Bottom Line: The proposed model first appeared as a two-phase model and then extended to a multi-phase one.The experimental results demonstrate the advantages of our model in terms of accuracy and insensitivity to the location of the initial contours.In particular, our method has been applied to various synthetic and real images with desirable results.

View Article: PubMed Central - PubMed

Affiliation: Key Laboratory of Optoelectronic Technology and System of the Education Ministry of China, Chongqing University, Chongqing, 400044, China; Engineering Research Center of Industrial Computed Tomography Nondestructive Testing of the Education Ministry of China, Chongqing University, Chongqing, 400044, China.
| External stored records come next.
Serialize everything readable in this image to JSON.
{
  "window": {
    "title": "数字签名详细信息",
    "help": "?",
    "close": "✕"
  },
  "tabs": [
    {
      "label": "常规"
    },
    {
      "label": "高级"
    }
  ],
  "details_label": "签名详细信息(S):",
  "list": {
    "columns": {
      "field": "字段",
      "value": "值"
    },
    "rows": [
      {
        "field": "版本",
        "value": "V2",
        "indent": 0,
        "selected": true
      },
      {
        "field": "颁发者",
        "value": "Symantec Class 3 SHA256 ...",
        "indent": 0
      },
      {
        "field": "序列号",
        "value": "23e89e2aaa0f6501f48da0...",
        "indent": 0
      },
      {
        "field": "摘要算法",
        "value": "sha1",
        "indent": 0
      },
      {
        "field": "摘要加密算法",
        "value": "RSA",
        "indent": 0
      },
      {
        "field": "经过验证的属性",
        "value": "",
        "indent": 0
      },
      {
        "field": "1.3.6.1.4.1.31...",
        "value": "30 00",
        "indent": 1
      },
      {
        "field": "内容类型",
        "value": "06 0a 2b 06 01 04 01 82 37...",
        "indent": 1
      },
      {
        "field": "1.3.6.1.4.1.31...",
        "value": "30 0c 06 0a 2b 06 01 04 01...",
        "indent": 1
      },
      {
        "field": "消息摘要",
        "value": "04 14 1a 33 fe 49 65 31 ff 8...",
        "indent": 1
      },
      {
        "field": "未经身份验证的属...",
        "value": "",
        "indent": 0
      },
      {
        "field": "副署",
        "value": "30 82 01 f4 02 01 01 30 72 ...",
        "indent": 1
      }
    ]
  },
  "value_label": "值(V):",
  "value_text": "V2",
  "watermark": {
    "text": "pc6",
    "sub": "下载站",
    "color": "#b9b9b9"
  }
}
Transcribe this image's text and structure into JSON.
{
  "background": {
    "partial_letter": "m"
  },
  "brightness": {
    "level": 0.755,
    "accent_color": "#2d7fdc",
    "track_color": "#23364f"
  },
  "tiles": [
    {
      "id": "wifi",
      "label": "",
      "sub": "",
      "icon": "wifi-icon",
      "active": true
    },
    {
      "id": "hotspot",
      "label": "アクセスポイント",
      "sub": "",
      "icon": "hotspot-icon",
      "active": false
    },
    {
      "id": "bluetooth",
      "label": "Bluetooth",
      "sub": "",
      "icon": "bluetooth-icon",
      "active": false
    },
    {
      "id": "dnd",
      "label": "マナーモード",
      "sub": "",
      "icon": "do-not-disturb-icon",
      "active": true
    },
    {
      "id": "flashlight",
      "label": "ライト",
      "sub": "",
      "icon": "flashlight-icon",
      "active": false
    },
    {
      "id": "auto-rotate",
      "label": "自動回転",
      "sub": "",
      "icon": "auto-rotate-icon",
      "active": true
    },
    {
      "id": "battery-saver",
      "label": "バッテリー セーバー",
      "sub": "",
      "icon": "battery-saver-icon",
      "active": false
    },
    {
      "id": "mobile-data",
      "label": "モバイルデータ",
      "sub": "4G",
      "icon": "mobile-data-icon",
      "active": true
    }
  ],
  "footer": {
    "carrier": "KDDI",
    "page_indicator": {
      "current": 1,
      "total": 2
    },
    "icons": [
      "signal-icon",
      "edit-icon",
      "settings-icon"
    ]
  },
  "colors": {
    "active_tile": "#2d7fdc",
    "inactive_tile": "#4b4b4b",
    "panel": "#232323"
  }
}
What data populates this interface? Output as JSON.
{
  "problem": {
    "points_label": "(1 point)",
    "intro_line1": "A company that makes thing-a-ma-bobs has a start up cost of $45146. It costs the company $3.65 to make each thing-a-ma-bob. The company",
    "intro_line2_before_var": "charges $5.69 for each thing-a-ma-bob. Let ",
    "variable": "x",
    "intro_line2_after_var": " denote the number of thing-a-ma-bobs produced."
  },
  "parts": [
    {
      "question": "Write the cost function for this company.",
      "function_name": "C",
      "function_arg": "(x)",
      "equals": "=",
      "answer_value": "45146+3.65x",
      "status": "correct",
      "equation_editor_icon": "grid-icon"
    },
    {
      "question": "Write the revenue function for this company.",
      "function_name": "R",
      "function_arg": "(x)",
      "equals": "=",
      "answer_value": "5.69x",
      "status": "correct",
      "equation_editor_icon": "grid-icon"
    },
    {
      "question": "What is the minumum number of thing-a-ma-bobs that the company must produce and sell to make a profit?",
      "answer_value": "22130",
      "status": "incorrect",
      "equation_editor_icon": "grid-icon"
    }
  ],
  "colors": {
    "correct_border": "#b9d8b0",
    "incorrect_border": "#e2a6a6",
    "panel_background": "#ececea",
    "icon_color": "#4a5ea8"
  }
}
ABSTRACT
Intensity inhomogeneity causes many difficulties in image segmentation and the understanding of magnetic resonance (MR) images. Bias correction is an important method for addressing the intensity inhomogeneity of MR images before quantitative analysis. In this paper, a modified model is developed for segmenting images with intensity inhomogeneity and estimating the bias field simultaneously. In the modified model, a clustering criterion energy function is defined by considering the difference between the measured image and estimated image in local region. By using this difference in local region, the modified method can obtain accurate segmentation results and an accurate estimation of the bias field. The energy function is incorporated into a level set formulation with a level set regularization term, and the energy minimization is conducted by a level set evolution process. The proposed model first appeared as a two-phase model and then extended to a multi-phase one. The experimental results demonstrate the advantages of our model in terms of accuracy and insensitivity to the location of the initial contours. In particular, our method has been applied to various synthetic and real images with desirable results.

No MeSH data available.